image of Debby Applegate Debby Applegate '89

Current Home
New Haven, Connecticut

Place of Birth
Eugene, Oregon

Clackamas High School, Clackamas, Oregon
Amherst College summa cum laude
Yale University, Ph.D. in American Studies

Most  memorable or most influential class at Amherst
Writing my senior thesis in American Studies. I’d always worried that I was by nature a dilettante, so the experience of buckling down and completely a major year-long project had a transformative effect on my work habits, intellectual focus and self-confidence. I had a student job in the college archives, unbinding old senior theses, and I especially remember reading David Foster Wallace’s senior thesis, which became a chapter in his big debut novel around that same time. I loved being among all those striving young minds, past and present, trying to say something original.

Most memorable or most influential professor
I’ll split that title between my advisor Bob Gross, in American Studies, and Bill Pritchard, even then the old lion of the English department -- each a master in the art of using close reading to stir up big ideas. They caught my attention the first September I arrived on campus and became life-long mentors and friends.

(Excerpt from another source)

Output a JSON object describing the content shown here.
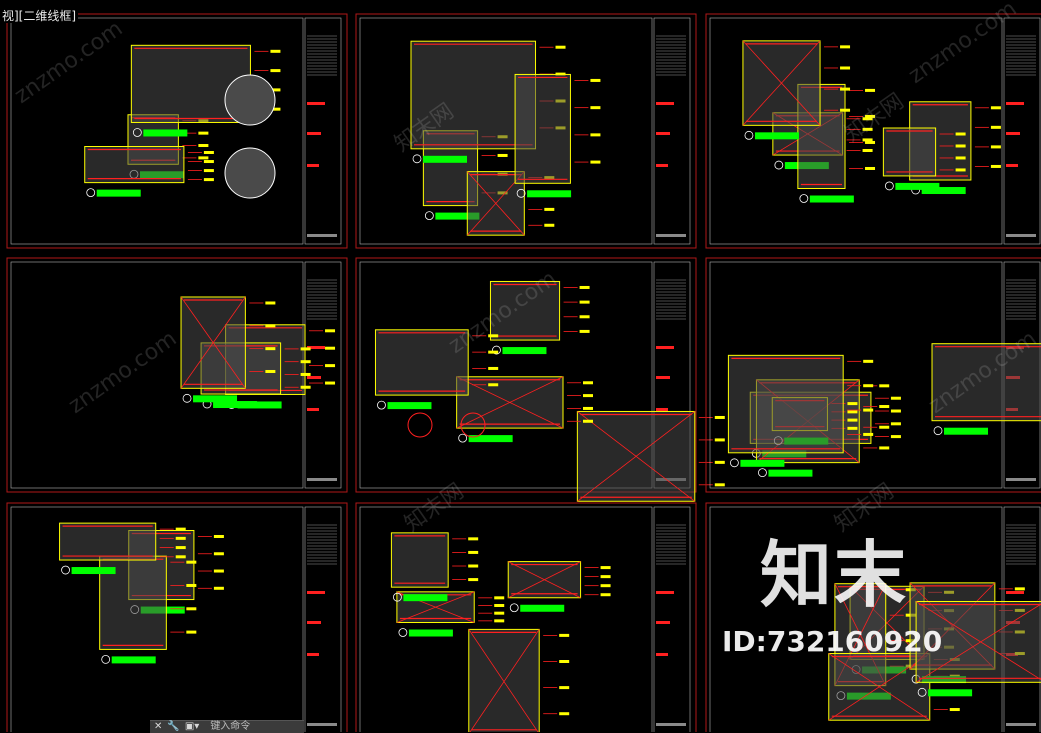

Research Interests?
I sometimes think of myself as a historian of human rationalizations: I'm fascinated by how people persuade themselves to think and believe what they think and believe. I write about the interplay between intimate experience and aggregate trends that have shaped American culture. 

Favorite Book
A surprisingly difficult question! Here’s the best answer I can muster: the book I have most often reread is The Great Gatsby, and I’ve been enchanted by it every single time.

Favorite Author
An even more impossible question! Here’s another side-long answer: I'm addicted to the New Yorker magazine, and will read almost anything in its pages, from its debut on February 21, 1925, to the issue that just landed in my mailbox.

Tell us a bit about your path to becoming an author
As a kid, I read all the time, anything I could my hands on. If it does take 10,000 hours to fully master any skill, then I put in my 10,000 hours absorbing how essays, stories and books should sound: the rhythm of sentences, the pacing of turns-of-thought, and the unspoken expectations of genres. When it came time to find an occupation, writing was the thing I found easiest. So I took what seemed like the lazy path. By the time I realized how much work is actually involved in publishing a book, I found that I’d unfitted myself for any other career. 

Tips for aspiring writers?
Cultivate the skill of creating suspense. No matter what genre you are working in, nothing is more effective at getting a reader to pay attention and turn the page than wondering what comes next.